A conventional Josephson memory loop consists of two tunnel junctions in a loop with a control (or bit) line and a sense line with a sense junction. Electrical access is provided into and out of the loop. The loop current can be changed in direction from clockwise to counterclockwise and back and the direction of the current is the information stored, i.e., clockwise --> 1 counterclockwise --> 0. In this description, a simpler loop is described which does not need a bit line and is shown in Fig. 1.

Assume I(w) is The current necessary to drive either weak link, WL, or the tunnel junction, J1, into the voltage state. This is done for simplicity; in actual operation, the critical currents can be different for the two devices.

Applying now I/'/(w) where I/'/(w) ~ I(w), and then applying a microwave signal to device WL (which has an IW characteristic similar to that shown in Fig. 2*), WL switches from the zero voltage state to a finite voltage V where 2 eV = h upsilon, and upsilon is the frequency of the applied microwave signal.

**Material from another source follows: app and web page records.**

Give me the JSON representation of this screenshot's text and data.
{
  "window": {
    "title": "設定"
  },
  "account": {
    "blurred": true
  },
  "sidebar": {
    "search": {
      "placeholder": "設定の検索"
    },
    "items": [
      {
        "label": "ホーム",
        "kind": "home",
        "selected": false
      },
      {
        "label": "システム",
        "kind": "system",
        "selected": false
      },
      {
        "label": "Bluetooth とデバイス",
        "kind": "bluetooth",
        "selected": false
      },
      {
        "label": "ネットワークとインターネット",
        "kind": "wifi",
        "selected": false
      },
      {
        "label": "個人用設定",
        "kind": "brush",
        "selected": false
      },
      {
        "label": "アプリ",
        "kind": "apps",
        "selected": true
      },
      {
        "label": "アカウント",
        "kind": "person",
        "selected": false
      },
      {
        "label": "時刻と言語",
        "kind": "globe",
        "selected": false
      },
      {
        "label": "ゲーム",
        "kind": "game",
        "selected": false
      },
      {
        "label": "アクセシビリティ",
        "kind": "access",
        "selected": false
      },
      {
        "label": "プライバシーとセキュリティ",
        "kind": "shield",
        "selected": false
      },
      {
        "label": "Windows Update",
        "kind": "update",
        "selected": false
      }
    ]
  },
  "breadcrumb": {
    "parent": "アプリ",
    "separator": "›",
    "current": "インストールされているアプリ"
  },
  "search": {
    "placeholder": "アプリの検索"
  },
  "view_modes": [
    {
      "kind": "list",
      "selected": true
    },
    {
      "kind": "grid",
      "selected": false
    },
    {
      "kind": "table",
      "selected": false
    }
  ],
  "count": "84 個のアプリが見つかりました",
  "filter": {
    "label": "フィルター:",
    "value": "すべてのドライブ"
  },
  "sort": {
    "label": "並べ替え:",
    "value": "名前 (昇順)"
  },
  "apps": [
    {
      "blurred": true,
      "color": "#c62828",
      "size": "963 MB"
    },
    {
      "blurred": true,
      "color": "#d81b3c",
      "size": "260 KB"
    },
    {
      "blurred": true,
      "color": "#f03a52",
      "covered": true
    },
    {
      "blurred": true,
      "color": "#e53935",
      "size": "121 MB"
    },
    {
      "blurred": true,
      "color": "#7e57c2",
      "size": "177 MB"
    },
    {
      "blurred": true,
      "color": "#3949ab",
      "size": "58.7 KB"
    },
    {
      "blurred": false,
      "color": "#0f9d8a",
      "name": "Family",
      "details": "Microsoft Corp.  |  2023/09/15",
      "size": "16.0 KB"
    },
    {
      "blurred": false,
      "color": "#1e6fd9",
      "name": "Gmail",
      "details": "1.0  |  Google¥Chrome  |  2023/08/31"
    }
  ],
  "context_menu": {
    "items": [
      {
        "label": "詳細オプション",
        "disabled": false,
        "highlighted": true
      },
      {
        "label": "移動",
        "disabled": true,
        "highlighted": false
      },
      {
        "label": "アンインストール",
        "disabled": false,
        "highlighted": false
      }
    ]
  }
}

Tunnel junction J1 is much less sensitive to microwave energy and stays in its zero voltage condition. This results in the current I/'/(w) flowing through device J1. When the current is removed, a clockwise circulating current equal in magnitude to I/'/(w) is set up. At this point, the microwave energy is removed. To reverse sense of the circulating current, I/'/(w) is...